# EXERCISE DIRECTIONS
Copy every line of the data in which the word "JSON" occurs.

Stored data:

-*-*-

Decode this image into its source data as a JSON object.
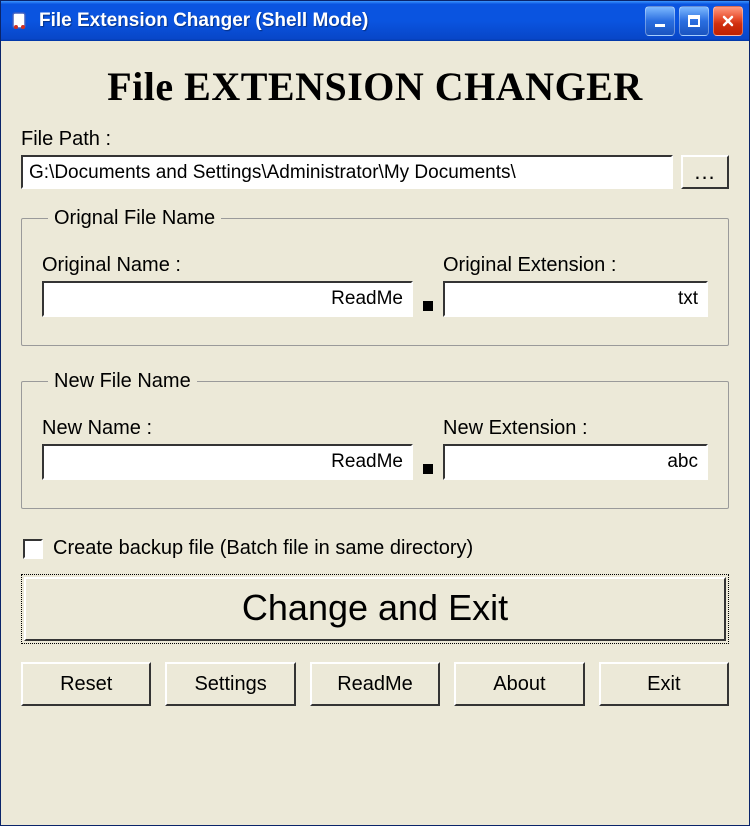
{
  "window": {
    "title": "File Extension Changer (Shell Mode)"
  },
  "heading": "File EXTENSION CHANGER",
  "filepath": {
    "label": "File Path :",
    "value": "G:\\Documents and Settings\\Administrator\\My Documents\\",
    "browse_label": "..."
  },
  "original_group": {
    "legend": "Orignal File Name",
    "name_label": "Original Name :",
    "name_value": "ReadMe",
    "ext_label": "Original Extension :",
    "ext_value": "txt"
  },
  "new_group": {
    "legend": "New File Name",
    "name_label": "New Name :",
    "name_value": "ReadMe",
    "ext_label": "New Extension :",
    "ext_value": "abc"
  },
  "backup": {
    "checked": false,
    "label": "Create backup file (Batch file in same directory)"
  },
  "primary_button": "Change and Exit",
  "buttons": {
    "reset": "Reset",
    "settings": "Settings",
    "readme": "ReadMe",
    "about": "About",
    "exit": "Exit"
  }
}
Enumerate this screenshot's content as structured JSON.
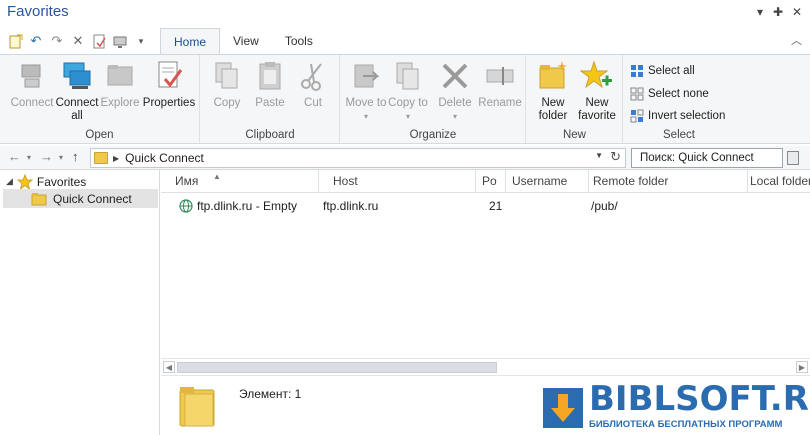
{
  "window": {
    "title": "Favorites"
  },
  "ribbon_tabs": [
    {
      "label": "Home",
      "active": true
    },
    {
      "label": "View",
      "active": false
    },
    {
      "label": "Tools",
      "active": false
    }
  ],
  "groups": {
    "open": {
      "label": "Open",
      "connect": "Connect",
      "connect_all": "Connect all",
      "explore": "Explore",
      "properties": "Properties"
    },
    "clipboard": {
      "label": "Clipboard",
      "copy": "Copy",
      "paste": "Paste",
      "cut": "Cut"
    },
    "organize": {
      "label": "Organize",
      "move_to": "Move to",
      "copy_to": "Copy to",
      "delete": "Delete",
      "rename": "Rename"
    },
    "new": {
      "label": "New",
      "new_folder": "New folder",
      "new_favorite": "New favorite"
    },
    "select": {
      "label": "Select",
      "select_all": "Select all",
      "select_none": "Select none",
      "invert_selection": "Invert selection"
    }
  },
  "address": {
    "path": "Quick Connect"
  },
  "search": {
    "value": "Поиск: Quick Connect"
  },
  "tree": {
    "root": "Favorites",
    "child": "Quick Connect"
  },
  "columns": [
    "Имя",
    "Host",
    "Po",
    "Username",
    "Remote folder",
    "Local folder"
  ],
  "rows": [
    {
      "name": "ftp.dlink.ru - Empty",
      "host": "ftp.dlink.ru",
      "port": "21",
      "username": "",
      "remote": "/pub/",
      "local": ""
    }
  ],
  "status": {
    "items": "Элемент: 1"
  },
  "watermark": {
    "brand": "BIBLSOFT.RU",
    "sub": "БИБЛИОТЕКА БЕСПЛАТНЫХ ПРОГРАММ"
  },
  "colors": {
    "accent": "#2b5797",
    "watermark": "#2b6cb0",
    "folder": "#f0c84a"
  }
}
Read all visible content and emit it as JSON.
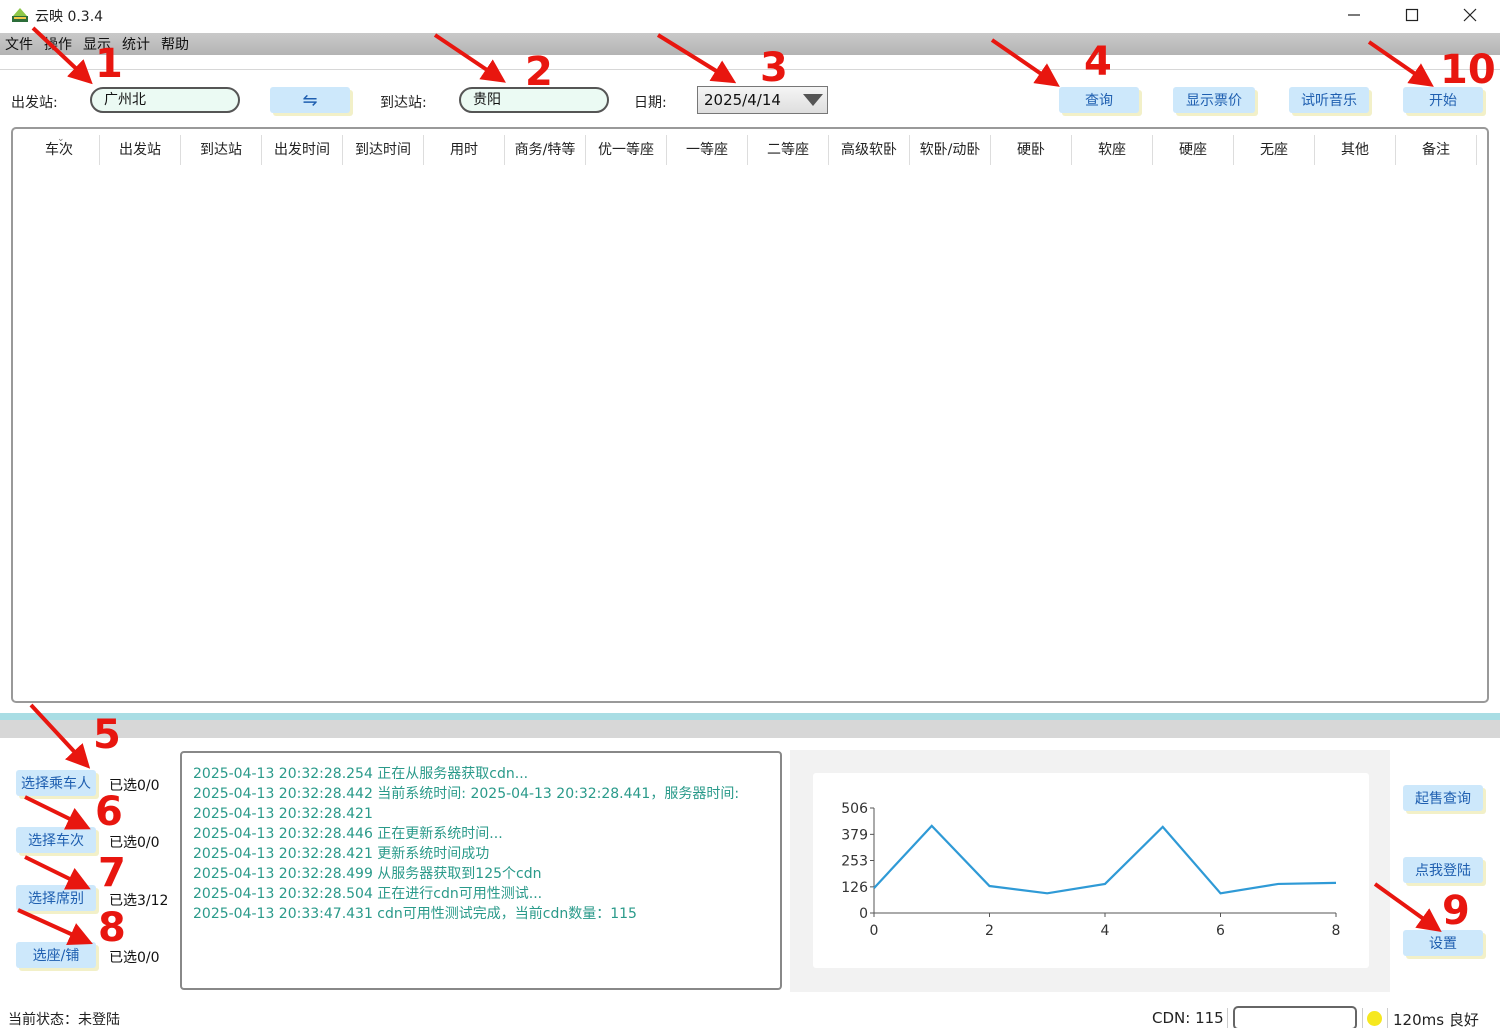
{
  "window": {
    "title": "云映 0.3.4"
  },
  "menu": [
    "文件",
    "操作",
    "显示",
    "统计",
    "帮助"
  ],
  "search": {
    "from_label": "出发站:",
    "from_value": "广州北",
    "swap_label": "⇋",
    "to_label": "到达站:",
    "to_value": "贵阳",
    "date_label": "日期:",
    "date_value": "2025/4/14",
    "query_label": "查询",
    "show_price_label": "显示票价",
    "music_label": "试听音乐",
    "start_label": "开始"
  },
  "table": {
    "columns": [
      "车次",
      "出发站",
      "到达站",
      "出发时间",
      "到达时间",
      "用时",
      "商务/特等",
      "优一等座",
      "一等座",
      "二等座",
      "高级软卧",
      "软卧/动卧",
      "硬卧",
      "软座",
      "硬座",
      "无座",
      "其他",
      "备注"
    ],
    "rows": []
  },
  "selectors": [
    {
      "label": "选择乘车人",
      "count": "已选0/0"
    },
    {
      "label": "选择车次",
      "count": "已选0/0"
    },
    {
      "label": "选择席别",
      "count": "已选3/12"
    },
    {
      "label": "选座/铺",
      "count": "已选0/0"
    }
  ],
  "log": [
    "2025-04-13 20:32:28.254 正在从服务器获取cdn...",
    "2025-04-13 20:32:28.442 当前系统时间: 2025-04-13 20:32:28.441，服务器时间:",
    "2025-04-13 20:32:28.421",
    "2025-04-13 20:32:28.446 正在更新系统时间...",
    "2025-04-13 20:32:28.421 更新系统时间成功",
    "2025-04-13 20:32:28.499 从服务器获取到125个cdn",
    "2025-04-13 20:32:28.504 正在进行cdn可用性测试...",
    "2025-04-13 20:33:47.431 cdn可用性测试完成，当前cdn数量：115"
  ],
  "chart_data": {
    "type": "line",
    "x": [
      0,
      1,
      2,
      3,
      4,
      5,
      6,
      7,
      8
    ],
    "series": [
      {
        "values": [
          120,
          420,
          130,
          95,
          140,
          415,
          95,
          140,
          145
        ]
      }
    ],
    "yticks": [
      "506",
      "379",
      "253",
      "126",
      "0"
    ],
    "xticks": [
      "0",
      "2",
      "4",
      "6",
      "8"
    ],
    "ylim": [
      0,
      506
    ],
    "xlim": [
      0,
      8
    ],
    "color": "#2f9ad6"
  },
  "right_buttons": {
    "presale_label": "起售查询",
    "login_label": "点我登陆",
    "settings_label": "设置"
  },
  "status": {
    "state": "当前状态：未登陆",
    "cdn": "CDN: 115",
    "latency": "120ms 良好"
  },
  "annotations": [
    "1",
    "2",
    "3",
    "4",
    "5",
    "6",
    "7",
    "8",
    "9",
    "10"
  ],
  "colors": {
    "accent_button": "#cde8fb",
    "annotation": "#e8160f",
    "log_text": "#2a9a8a",
    "status_dot": "#f6e81f"
  }
}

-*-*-

# EXERCISE SOLUTION
Decode this image into its source data as a JSON object.
Enumerate this screenshot's content as structured JSON.
Read all visible content and emit it as JSON.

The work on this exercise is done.